Segment Start: Data in this exercise

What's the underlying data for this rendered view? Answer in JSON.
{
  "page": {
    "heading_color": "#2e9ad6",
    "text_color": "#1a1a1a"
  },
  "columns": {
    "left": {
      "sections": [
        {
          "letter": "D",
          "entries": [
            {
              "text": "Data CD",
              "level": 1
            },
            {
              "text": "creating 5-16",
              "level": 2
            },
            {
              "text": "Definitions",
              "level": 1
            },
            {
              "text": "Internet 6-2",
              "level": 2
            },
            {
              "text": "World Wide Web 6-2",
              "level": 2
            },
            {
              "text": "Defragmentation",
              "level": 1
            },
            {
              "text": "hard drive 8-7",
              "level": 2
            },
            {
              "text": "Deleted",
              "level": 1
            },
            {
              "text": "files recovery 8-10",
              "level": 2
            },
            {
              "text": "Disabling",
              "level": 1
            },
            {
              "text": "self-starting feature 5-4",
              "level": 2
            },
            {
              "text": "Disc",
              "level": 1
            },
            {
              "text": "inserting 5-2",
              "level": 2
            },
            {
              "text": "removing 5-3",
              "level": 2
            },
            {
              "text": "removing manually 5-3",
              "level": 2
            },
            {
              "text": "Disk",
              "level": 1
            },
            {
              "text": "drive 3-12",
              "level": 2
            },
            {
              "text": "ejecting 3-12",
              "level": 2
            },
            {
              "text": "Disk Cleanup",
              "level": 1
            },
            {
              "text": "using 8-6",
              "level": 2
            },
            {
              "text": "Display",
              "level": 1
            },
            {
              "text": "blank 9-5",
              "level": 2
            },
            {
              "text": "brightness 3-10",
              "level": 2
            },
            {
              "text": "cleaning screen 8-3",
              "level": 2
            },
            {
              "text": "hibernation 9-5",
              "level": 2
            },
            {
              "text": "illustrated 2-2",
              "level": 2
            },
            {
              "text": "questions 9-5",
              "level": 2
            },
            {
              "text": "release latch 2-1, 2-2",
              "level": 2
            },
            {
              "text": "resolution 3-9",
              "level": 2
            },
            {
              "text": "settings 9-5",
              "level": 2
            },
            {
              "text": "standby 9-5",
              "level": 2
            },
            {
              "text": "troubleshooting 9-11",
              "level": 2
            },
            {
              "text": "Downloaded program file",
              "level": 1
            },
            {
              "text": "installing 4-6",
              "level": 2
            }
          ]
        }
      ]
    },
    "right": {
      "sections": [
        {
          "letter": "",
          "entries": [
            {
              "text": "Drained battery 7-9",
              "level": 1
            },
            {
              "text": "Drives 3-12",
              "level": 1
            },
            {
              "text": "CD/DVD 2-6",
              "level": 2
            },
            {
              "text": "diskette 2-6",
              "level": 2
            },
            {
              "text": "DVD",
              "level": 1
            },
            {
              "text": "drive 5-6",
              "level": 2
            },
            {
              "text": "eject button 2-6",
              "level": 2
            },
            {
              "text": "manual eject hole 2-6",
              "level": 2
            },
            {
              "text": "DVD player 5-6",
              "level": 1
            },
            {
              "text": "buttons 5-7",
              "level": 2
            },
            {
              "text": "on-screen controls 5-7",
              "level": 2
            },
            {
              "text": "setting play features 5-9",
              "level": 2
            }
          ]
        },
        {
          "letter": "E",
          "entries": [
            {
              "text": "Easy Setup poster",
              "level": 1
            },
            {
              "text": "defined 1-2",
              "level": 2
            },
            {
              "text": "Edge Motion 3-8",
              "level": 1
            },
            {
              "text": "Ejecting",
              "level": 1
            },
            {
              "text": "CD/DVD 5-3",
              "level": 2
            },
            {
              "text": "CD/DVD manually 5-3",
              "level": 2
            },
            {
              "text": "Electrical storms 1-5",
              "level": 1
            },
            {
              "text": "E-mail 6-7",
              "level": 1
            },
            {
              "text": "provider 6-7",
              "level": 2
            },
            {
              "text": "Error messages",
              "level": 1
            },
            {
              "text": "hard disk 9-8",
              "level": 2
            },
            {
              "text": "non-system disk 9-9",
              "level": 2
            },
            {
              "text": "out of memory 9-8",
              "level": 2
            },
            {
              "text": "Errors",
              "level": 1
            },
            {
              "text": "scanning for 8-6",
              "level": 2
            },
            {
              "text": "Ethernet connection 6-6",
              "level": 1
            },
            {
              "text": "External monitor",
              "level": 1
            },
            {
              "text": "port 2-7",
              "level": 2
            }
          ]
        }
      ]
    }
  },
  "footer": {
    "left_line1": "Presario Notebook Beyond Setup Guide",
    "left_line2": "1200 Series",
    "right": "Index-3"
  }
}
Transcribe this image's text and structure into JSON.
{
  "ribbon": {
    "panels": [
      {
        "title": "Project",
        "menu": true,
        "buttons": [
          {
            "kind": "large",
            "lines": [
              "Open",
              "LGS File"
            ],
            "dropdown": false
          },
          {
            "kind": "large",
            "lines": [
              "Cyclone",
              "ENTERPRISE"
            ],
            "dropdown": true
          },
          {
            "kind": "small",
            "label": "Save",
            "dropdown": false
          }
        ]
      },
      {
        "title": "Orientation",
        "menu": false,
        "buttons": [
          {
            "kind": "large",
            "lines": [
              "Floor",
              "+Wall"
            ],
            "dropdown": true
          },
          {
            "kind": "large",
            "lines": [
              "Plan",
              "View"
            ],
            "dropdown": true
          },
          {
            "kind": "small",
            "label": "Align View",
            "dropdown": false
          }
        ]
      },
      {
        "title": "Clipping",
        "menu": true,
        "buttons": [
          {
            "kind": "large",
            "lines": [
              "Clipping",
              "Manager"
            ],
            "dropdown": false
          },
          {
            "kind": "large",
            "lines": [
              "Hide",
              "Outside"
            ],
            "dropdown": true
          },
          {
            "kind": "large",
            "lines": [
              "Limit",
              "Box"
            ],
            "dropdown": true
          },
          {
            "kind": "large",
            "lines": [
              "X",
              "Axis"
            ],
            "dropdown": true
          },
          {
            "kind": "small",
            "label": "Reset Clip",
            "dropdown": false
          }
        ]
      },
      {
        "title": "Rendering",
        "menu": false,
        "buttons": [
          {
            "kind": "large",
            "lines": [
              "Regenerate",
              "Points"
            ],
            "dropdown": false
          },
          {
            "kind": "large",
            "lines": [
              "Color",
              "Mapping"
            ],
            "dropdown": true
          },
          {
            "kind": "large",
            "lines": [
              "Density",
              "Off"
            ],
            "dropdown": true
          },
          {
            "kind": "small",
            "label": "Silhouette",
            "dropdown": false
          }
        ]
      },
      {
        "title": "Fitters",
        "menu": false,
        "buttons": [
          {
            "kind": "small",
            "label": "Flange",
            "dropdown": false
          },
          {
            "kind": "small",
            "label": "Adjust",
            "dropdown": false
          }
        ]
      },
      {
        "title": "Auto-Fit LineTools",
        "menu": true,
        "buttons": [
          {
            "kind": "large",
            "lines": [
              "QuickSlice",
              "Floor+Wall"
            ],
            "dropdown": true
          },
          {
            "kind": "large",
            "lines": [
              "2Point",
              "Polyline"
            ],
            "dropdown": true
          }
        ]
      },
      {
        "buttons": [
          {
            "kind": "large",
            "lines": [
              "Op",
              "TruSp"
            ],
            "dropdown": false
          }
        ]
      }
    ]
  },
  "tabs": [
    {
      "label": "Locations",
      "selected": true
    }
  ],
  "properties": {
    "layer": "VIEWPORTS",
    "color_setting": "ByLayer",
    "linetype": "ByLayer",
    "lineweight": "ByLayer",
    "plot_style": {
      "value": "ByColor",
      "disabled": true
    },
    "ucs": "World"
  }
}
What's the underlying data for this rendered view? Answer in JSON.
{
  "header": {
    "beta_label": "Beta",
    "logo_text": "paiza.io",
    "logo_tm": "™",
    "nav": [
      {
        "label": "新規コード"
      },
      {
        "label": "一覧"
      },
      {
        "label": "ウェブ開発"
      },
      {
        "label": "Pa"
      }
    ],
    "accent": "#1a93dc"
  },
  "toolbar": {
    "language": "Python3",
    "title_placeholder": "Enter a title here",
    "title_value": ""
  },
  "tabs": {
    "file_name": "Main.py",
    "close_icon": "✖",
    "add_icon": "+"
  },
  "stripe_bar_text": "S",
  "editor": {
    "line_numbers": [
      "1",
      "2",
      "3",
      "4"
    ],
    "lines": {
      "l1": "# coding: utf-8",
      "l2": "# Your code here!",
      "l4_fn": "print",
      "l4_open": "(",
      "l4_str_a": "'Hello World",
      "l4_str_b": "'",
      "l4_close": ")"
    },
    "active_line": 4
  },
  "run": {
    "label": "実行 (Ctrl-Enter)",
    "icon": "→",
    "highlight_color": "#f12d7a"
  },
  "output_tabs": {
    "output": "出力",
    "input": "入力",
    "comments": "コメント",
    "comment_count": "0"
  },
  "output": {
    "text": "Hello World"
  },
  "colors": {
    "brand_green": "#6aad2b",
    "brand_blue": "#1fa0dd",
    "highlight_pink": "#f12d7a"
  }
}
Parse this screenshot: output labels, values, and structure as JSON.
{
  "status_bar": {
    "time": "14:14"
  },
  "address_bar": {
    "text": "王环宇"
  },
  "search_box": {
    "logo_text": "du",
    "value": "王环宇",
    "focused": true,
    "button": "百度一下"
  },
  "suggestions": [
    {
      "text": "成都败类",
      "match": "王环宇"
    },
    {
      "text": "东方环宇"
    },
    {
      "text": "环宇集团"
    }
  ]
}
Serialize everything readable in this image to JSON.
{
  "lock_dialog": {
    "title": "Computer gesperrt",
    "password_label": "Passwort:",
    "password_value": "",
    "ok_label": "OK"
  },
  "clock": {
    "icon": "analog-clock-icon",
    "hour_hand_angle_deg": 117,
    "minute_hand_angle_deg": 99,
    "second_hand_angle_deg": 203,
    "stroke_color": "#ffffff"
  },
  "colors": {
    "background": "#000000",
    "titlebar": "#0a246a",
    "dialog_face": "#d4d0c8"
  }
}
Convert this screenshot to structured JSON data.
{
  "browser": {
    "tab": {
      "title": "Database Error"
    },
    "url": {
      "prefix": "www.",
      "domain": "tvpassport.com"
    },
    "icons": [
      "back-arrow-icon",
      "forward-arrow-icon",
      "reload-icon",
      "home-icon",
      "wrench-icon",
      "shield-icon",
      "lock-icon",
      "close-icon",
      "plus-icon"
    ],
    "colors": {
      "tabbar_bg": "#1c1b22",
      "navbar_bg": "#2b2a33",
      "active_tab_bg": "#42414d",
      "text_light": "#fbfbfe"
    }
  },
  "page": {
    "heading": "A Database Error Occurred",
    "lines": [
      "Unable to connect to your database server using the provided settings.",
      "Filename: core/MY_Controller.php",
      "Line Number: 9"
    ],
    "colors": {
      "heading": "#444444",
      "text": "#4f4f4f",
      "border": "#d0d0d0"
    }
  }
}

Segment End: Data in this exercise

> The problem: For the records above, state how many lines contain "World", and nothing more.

> Output for this task: 4